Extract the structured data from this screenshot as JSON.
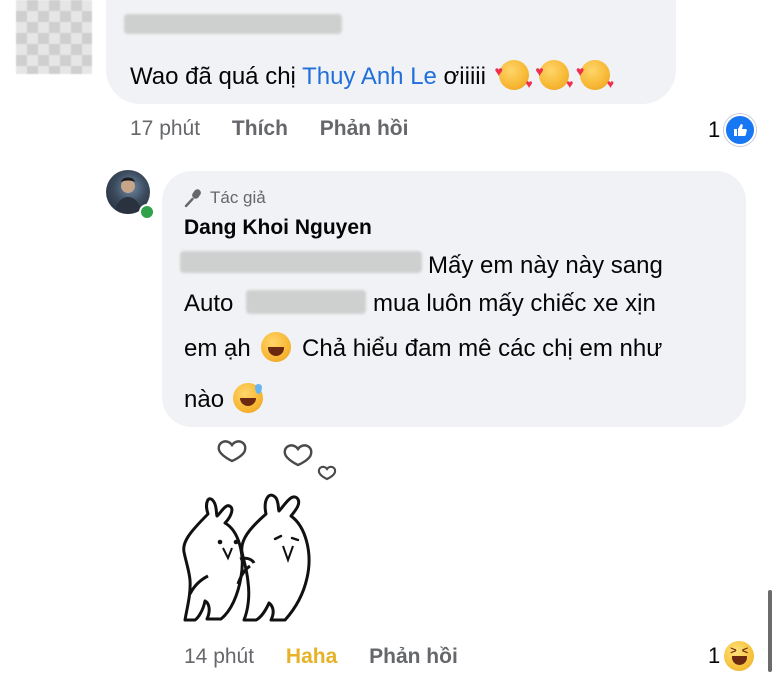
{
  "top_comment": {
    "text_before": "Wao đã quá chị ",
    "mention": "Thuy Anh Le",
    "text_after": " ơiiiii",
    "emojis": [
      "smiling-face-with-hearts-icon",
      "smiling-face-with-hearts-icon",
      "smiling-face-with-hearts-icon"
    ],
    "time": "17 phút",
    "like_label": "Thích",
    "reply_label": "Phản hồi",
    "reaction_count": "1",
    "reaction_icon": "like-icon"
  },
  "reply_comment": {
    "badge_label": "Tác giả",
    "badge_icon": "microphone-icon",
    "author": "Dang Khoi Nguyen",
    "lines": [
      "Mấy em này này sang",
      "Auto",
      "mua luôn mấy chiếc xe xịn",
      "em ạh",
      "Chả hiểu đam mê các chị em như",
      "nào"
    ],
    "time": "14 phút",
    "reaction_label": "Haha",
    "reply_label": "Phản hồi",
    "reaction_count": "1",
    "reaction_icon": "haha-icon"
  },
  "colors": {
    "bubble": "#f0f2f5",
    "mention": "#216fdb",
    "secondary_text": "#65676b",
    "haha": "#e6b227",
    "like": "#1877f2",
    "online": "#31a24c"
  }
}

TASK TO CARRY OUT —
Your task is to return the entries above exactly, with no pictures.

PROBLEM SOLUTION —
Extract the structured data from this screenshot as JSON.
{
  "top_comment": {
    "text_before": "Wao đã quá chị ",
    "mention": "Thuy Anh Le",
    "text_after": " ơiiiii",
    "emojis": [
      "smiling-face-with-hearts-icon",
      "smiling-face-with-hearts-icon",
      "smiling-face-with-hearts-icon"
    ],
    "time": "17 phút",
    "like_label": "Thích",
    "reply_label": "Phản hồi",
    "reaction_count": "1",
    "reaction_icon": "like-icon"
  },
  "reply_comment": {
    "badge_label": "Tác giả",
    "badge_icon": "microphone-icon",
    "author": "Dang Khoi Nguyen",
    "lines": [
      "Mấy em này này sang",
      "Auto",
      "mua luôn mấy chiếc xe xịn",
      "em ạh",
      "Chả hiểu đam mê các chị em như",
      "nào"
    ],
    "time": "14 phút",
    "reaction_label": "Haha",
    "reply_label": "Phản hồi",
    "reaction_count": "1",
    "reaction_icon": "haha-icon"
  },
  "colors": {
    "bubble": "#f0f2f5",
    "mention": "#216fdb",
    "secondary_text": "#65676b",
    "haha": "#e6b227",
    "like": "#1877f2",
    "online": "#31a24c"
  }
}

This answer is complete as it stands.